Dementia is one of the most significant health and social care challenges facing Ireland today.
The Government is Not Honouring Its Commitment to People with Dementia
In Budget 2016 the Government has ignored the needs of the 30,000 people living with dementia in our communities, who need support to continue to live at home.
Although we welcome the restoration of the vital Respite Carer’s Grant- a lifeline to the 50,000 people providing round the clock care to people with dementia in Ireland- the Government has failed to adequately address the biggest public health and societal issue this country is facing.

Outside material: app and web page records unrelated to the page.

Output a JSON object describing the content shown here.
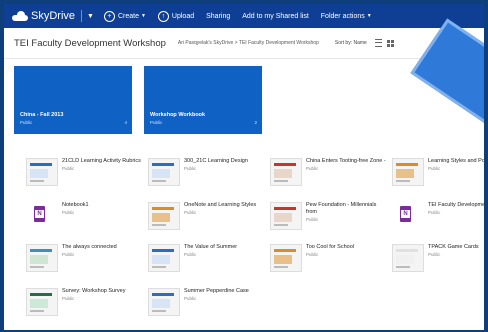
{
  "app": {
    "name": "SkyDrive"
  },
  "topbar": {
    "create_label": "Create",
    "upload_label": "Upload",
    "sharing_label": "Sharing",
    "add_shared_label": "Add to my Shared list",
    "folder_actions_label": "Folder actions"
  },
  "header": {
    "title": "TEI Faculty Development Workshop",
    "breadcrumb": "Ari Pasqyelak's SkyDrive > TEI Faculty Development Workshop",
    "sort_label": "Sort by: Name"
  },
  "folders": [
    {
      "name": "China - Fall 2013",
      "sharing": "Public",
      "count": "4"
    },
    {
      "name": "Workshop Workbook",
      "sharing": "Public",
      "count": "2"
    }
  ],
  "files": [
    {
      "name": "21CLD Learning Activity Rubrics",
      "sharing": "Public",
      "thumb": "doc"
    },
    {
      "name": "300_21C Learning Design",
      "sharing": "Public",
      "thumb": "doc"
    },
    {
      "name": "China Enters Tooting-free Zone -",
      "sharing": "Public",
      "thumb": "web"
    },
    {
      "name": "Learning Styles and PowerPoint",
      "sharing": "Public",
      "thumb": "photo"
    },
    {
      "name": "Notebook1",
      "sharing": "Public",
      "thumb": "onenote"
    },
    {
      "name": "OneNote and Learning Styles",
      "sharing": "Public",
      "thumb": "photo"
    },
    {
      "name": "Pew Foundation - Millennials from",
      "sharing": "Public",
      "thumb": "web"
    },
    {
      "name": "TEI Faculty Development",
      "sharing": "Public",
      "thumb": "onenote"
    },
    {
      "name": "The always connected",
      "sharing": "Public",
      "thumb": "map"
    },
    {
      "name": "The Value of Summer",
      "sharing": "Public",
      "thumb": "doc"
    },
    {
      "name": "Too Cool for School",
      "sharing": "Public",
      "thumb": "photo"
    },
    {
      "name": "TPACK Game Cards",
      "sharing": "Public",
      "thumb": "blank"
    },
    {
      "name": "Survey: Workshop Survey",
      "sharing": "Public",
      "thumb": "excel"
    },
    {
      "name": "Summer Pepperdine Case",
      "sharing": "Public",
      "thumb": "doc"
    }
  ],
  "colors": {
    "brand": "#0f3f94",
    "tile": "#1061c4",
    "onenote": "#7b2c9b",
    "excel": "#1e7145"
  }
}
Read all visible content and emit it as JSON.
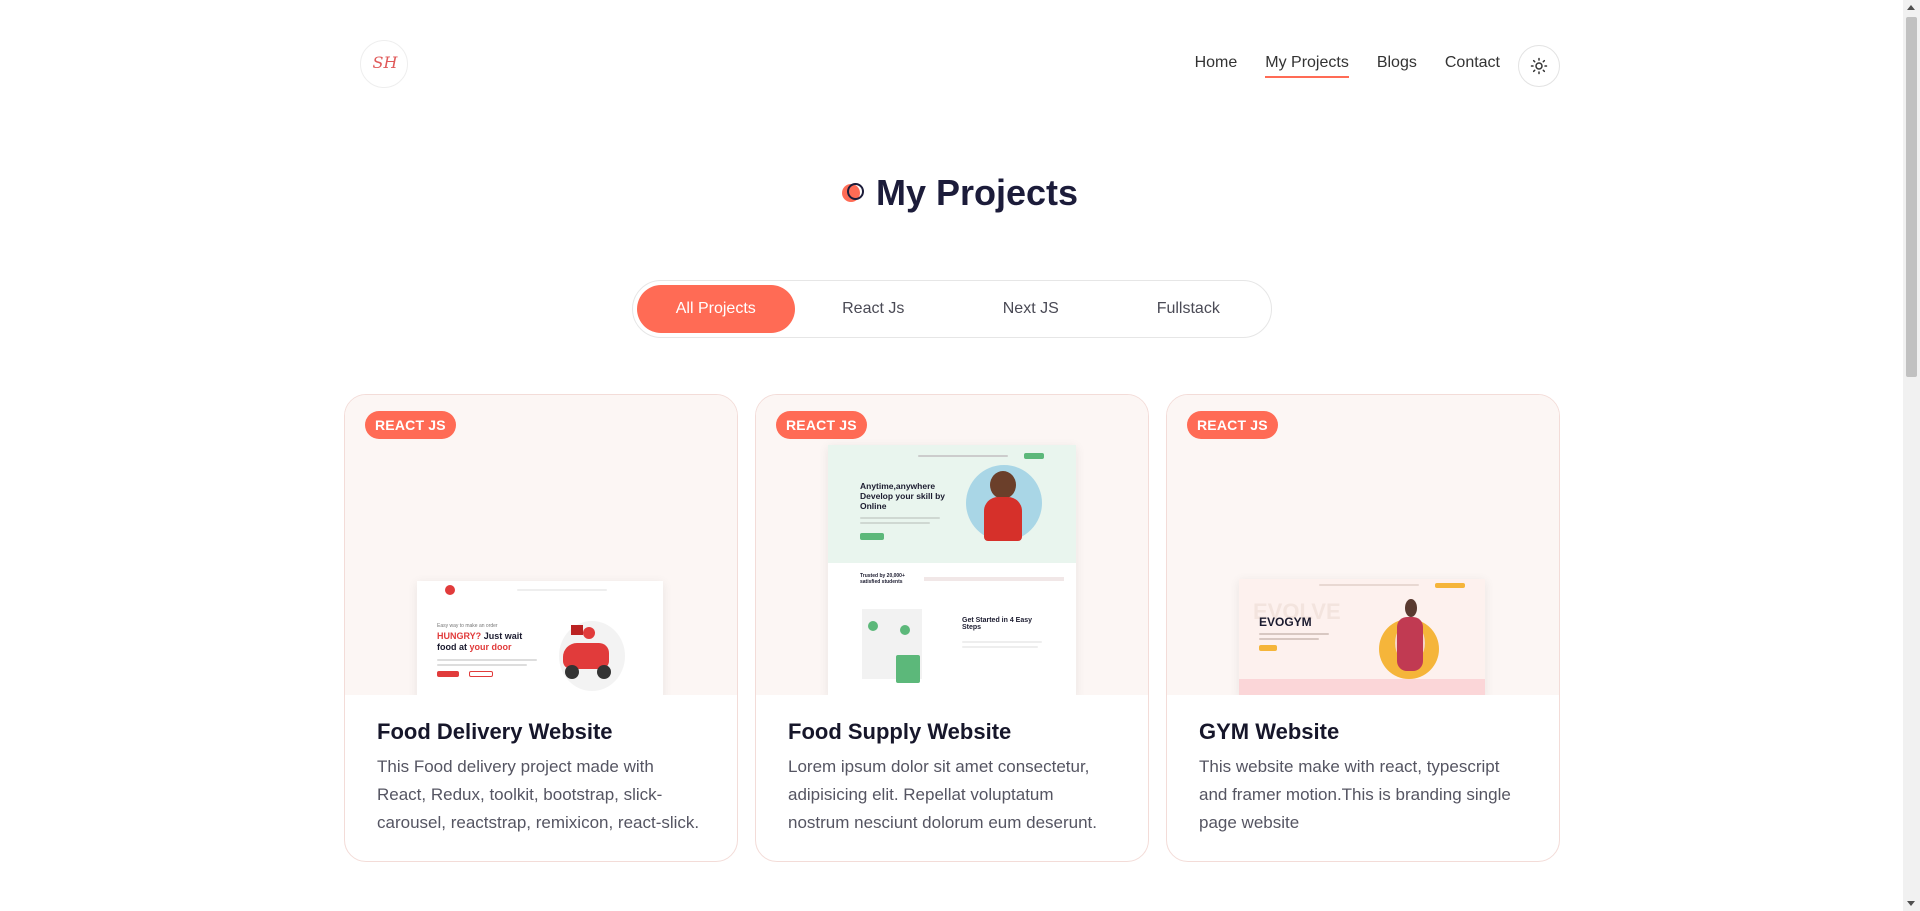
{
  "header": {
    "logo_text": "SH",
    "nav": [
      {
        "label": "Home",
        "active": false
      },
      {
        "label": "My Projects",
        "active": true
      },
      {
        "label": "Blogs",
        "active": false
      },
      {
        "label": "Contact",
        "active": false
      }
    ],
    "theme_icon": "sun-icon"
  },
  "page": {
    "title": "My Projects"
  },
  "tabs": [
    {
      "label": "All Projects",
      "active": true
    },
    {
      "label": "React Js",
      "active": false
    },
    {
      "label": "Next JS",
      "active": false
    },
    {
      "label": "Fullstack",
      "active": false
    }
  ],
  "projects": [
    {
      "badge": "REACT JS",
      "title": "Food Delivery Website",
      "description": "This Food delivery project made with React, Redux, toolkit, bootstrap, slick-carousel, reactstrap, remixicon, react-slick.",
      "preview": {
        "headline_a": "HUNGRY?",
        "headline_b": "Just wait",
        "headline_c": "food at",
        "headline_d": "your door",
        "pre": "Easy way to make an order"
      }
    },
    {
      "badge": "REACT JS",
      "title": "Food Supply Website",
      "description": "Lorem ipsum dolor sit amet consectetur, adipisicing elit. Repellat voluptatum nostrum nesciunt dolorum eum deserunt.",
      "preview": {
        "headline": "Anytime,anywhere Develop your skill by Online",
        "trusted": "Trusted by 20,000+ satisfied students",
        "steps": "Get Started in 4 Easy Steps"
      }
    },
    {
      "badge": "REACT JS",
      "title": "GYM Website",
      "description": "This website make with react, typescript and framer motion.This is branding single page website",
      "preview": {
        "brand": "EVOGYM",
        "watermark": "EVOLVE"
      }
    }
  ],
  "colors": {
    "accent": "#ff6b55",
    "text_dark": "#1c1c3a"
  }
}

Almost two in three people with dementia in Ireland are currently living at home and we have called on the Government to provide adequate support to allow them to continue to do so for as long as possible. However, the glaring omission, in any comments by Ministers Varadkar and Lynch, shows the lack of priority given by Government and by the Department of Health to people with dementia. As a consequence Budget 2016, like many preceding budgets, has failed to create a real difference to the lives of people with dementia.
Read our full reaction to Budget 2016 here. Download a summary of our Pre-Budget Submission here.
Our key recommendations for Budget 2016 were:
Staying at home as a first option
1. Focus investment on community long-term care
2. Fund the equitable provision of intensive dementia-specific care beyond 8 pilot sites to all Local Health Office (LHO) areas at a cost of €30.2m
3. Increase funding to The Alzheimer Society of Ireland by €2.1m per annum to cover 75% of total costs
Promoting independence at home
4. Fund a national Dementia Adviser service at a cost of €1.56m
5. Fund and resource a dementia case worker to cover each LHO area at a cost of €1.92m